U.S. Sen. Charles Schumer is supporting a plan to prevent the Federal Helium Reserve from closing, arguing a shutdown would negatively impact local employers like Praxair and Roswell Park Cancer Institute.
Helium has been in the news recently with reports of a worldwide shortage that has driven up the price of the inert gas. The federal government has kept a huge reserve of helium in Amarillo, Texas, since the early 1990s, but decided in the mid-1990s to get out of the helium business. The reserve has been selling off its supply at what many say is below market costs. Meanwhile, private helium refineries have not been built as quickly as anticipated, which has helped drive up the price.
Schumer on Monday appeared at Praxair Inc. in the Town of Tonawanda to offer his support for the Helium Stewardship Act, which is designed to reauthorize operation of the reserve. The legislation also seeks to stimulate development of private sources of helium.
"American manufacturing, high-tech and medical industries are already struggling to deal with helium shortages and cannot afford to have a devastating disruption in the market," Schumer said in a statement.
The Democratic senator said upstate employers including Praxair, Dresser-Rand, Corning Inc., Roswell Park and the University at Buffalo count on access to a reliable and inexpensive supply of helium, for production or research.
The Helium Stewardship Act would keep the reserve open, selling off helium "more carefully" and at market rates, Schumer said.

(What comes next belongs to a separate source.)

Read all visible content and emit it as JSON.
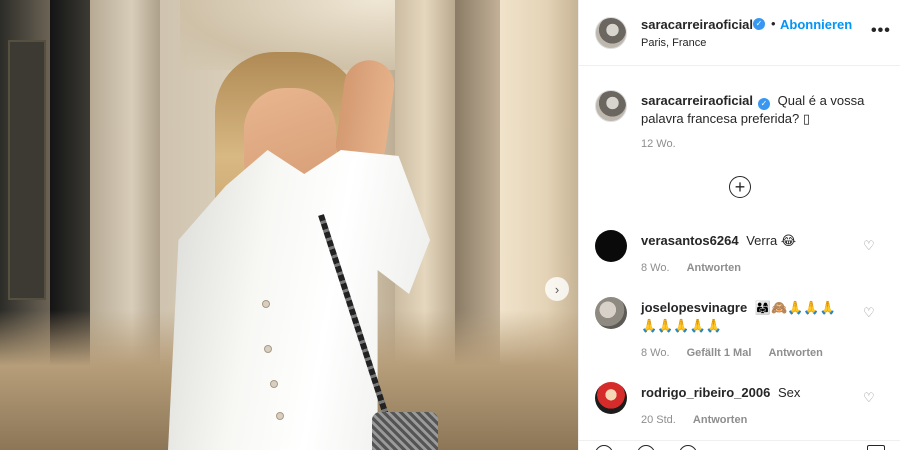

It would also encourage private producers to extract more helium or recycle helium they already have.
The semiconductor industry is also supporting the legislation, saying a domestic supply of helium is critical to its manufacturing process.